As you can easily guess from the name, the SQL Server Substring function returns a specific part of a given string, and that means it takes a string as an argument and returns part of that string. The question is which part of the original string will it return? That is specified by the other two arguments, the start position (start) of the sub-string to be returned and the number of characters to return (length).
So the function looks like this: SUBSTRING ( OriginalString, start, length )
For example, if we have a string like 'My preferred city in US is Boston' and we wish to extract the name of the city from that string we can write
SUBSTRING (‘My preferred city in US is Boston’, 28, 6)
and we would get back the substring ‘Boston’.
As you can imagine the name of the city in the above string can be anything and you do not necessarily know the length, so how can you make sure the substring function will extract the full name of the city from the original string and nothing else?

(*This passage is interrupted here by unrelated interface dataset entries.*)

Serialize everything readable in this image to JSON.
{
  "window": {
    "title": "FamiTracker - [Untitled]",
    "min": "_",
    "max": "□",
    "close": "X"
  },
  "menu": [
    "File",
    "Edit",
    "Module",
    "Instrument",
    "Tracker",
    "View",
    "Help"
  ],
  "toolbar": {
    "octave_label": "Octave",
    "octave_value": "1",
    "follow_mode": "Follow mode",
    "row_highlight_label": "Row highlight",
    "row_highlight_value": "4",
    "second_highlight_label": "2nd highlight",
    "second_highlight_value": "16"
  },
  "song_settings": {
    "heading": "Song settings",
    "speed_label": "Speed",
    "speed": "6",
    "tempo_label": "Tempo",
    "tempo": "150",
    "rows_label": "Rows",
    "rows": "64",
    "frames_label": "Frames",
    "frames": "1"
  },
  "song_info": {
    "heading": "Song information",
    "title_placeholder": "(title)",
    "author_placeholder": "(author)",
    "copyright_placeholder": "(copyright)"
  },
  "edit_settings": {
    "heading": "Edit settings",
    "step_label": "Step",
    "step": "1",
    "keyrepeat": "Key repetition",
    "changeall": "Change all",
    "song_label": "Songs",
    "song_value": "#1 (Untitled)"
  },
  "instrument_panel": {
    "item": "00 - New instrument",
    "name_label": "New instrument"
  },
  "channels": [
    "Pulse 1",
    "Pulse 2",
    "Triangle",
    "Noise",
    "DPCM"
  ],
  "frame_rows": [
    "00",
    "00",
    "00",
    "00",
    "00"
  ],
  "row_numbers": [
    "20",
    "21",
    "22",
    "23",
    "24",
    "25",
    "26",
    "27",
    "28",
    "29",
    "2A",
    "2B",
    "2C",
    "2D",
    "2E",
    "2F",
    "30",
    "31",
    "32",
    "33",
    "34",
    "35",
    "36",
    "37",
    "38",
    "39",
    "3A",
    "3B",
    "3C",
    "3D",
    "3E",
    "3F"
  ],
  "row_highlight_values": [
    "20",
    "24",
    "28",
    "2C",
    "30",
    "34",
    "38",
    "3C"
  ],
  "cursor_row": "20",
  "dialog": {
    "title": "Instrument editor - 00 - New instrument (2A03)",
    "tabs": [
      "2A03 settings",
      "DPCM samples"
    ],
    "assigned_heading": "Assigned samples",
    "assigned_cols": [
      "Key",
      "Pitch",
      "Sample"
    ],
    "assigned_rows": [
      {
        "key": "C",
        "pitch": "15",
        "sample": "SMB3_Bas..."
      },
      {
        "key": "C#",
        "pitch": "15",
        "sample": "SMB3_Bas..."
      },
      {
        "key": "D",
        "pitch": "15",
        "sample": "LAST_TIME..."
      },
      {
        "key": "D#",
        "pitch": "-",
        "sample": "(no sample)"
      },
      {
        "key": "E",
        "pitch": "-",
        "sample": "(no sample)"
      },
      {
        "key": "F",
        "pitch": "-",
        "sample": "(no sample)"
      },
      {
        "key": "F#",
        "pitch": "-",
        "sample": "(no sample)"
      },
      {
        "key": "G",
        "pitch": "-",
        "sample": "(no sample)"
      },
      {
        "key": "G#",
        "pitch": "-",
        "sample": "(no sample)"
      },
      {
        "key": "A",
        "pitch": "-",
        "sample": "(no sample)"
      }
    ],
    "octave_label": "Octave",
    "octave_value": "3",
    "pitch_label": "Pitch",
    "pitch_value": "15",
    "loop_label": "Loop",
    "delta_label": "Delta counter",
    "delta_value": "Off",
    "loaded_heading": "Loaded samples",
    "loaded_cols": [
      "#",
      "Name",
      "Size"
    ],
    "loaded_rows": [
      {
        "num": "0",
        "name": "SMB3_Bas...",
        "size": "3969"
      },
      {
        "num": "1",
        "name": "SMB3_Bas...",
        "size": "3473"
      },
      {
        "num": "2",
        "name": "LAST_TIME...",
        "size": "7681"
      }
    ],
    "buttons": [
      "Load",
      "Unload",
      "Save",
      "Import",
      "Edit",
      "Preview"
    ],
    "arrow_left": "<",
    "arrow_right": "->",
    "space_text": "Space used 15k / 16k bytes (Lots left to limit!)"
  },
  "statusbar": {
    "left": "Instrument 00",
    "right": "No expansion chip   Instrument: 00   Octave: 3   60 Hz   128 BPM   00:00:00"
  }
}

Let us assume you know the city name starts at position 28 and it is the last word on the original string, so basically you just want to make sure you return everything from position 28 to the end. You also know that the city name cannot be longer than say 100 characters so you could do:
SUBSTRING ( OriginalString, 28, 100 )
What will this return when the OriginalString is 'My preferred city in US is New York'? Will this return an error since the 'length' we have specified goes outside the boundaries of the OriginalString? No, it will not return an error. If the “start + length” exceeds the length of the OriginalString than the SUBSTRING function will return everything from the start position to the end of the OriginalString.
However, even though this would work, is not satisfying. It just does not feel right to pass an argument that we know it will be out of range. So, how do we fix that? How about this:
SUBSTRING ( OriginalString, 28, LEN ( OriginalString ) - 28 + 1 )
Let’s review this: as you can see we are using LEN ( OriginalString ) - 28 + 1 to specify the length argument of the Substring function. What does that expression do? It calculates the exact length of the city name (assuming the city name is everything from position 28 to the end of the OriginalString). LEN is a T-SQL function that will return the length of the argument we pass to it, in this case the length of the OriginalString. So if the OriginalString is 'My preferred city in US is New York' then LEN(OriginalString) will return the value 35. Knowing that the city name starts in position 28 we now know that the name of the city in this case would be exactly (35 - 28 + 1) = 8 characters long. So, the SUBSTRING expression above would be the equivalent of writing SUBSTRING ( OriginalString, 28, 8), but we have parametrized it so that it works for any city name regardless of its length.
Now, let us make this slightly more interesting. Assume your original string contains the city name but it is somewhere in the middle of the OriginalString and you need to extract it. You review the data and notice that the city name is always preceded by the string 'city of ' and is always followed by ' has'. How can we pull out the city name? How about this:
SELECT SUBSTRING ( @OriginalString, CHARINDEX ( 'city of', @OriginalString ) + 8, CHARINDEX ( ' has', @OriginalString, CHARINDEX ('city of', @OriginalString ) ) - ( CHARINDEX ( 'city of', @OriginalString ) + 8 ) )
This may seem convoluted, but it is very simple:
- The CHARINDEX ( 'city of', @OriginalString ) will return the starting position of the string 'city of'' and since we can count that ‘city of’ contains 7 characters and is followed by a space before the city name appears then we know that the starting position for the city name is CHARINDEX ( 'city of', @OriginalString ) + 8
- The other expression is calculating the length of the city name. Now, we know that the city name is followed by ‘ has’ however, if we use CHARINDEX ( ' has', @OriginalString) that will return the starting position of the very first ‘ has’ in the original string (there may be more than one ‘ has’ in the original string) and that is now what we want. We want the starting position of the ‘ has’ immediately after the city name, hence, we say find the starting position of ' has' but don’t look at the whole OriginalString, start looking after the 'city of'.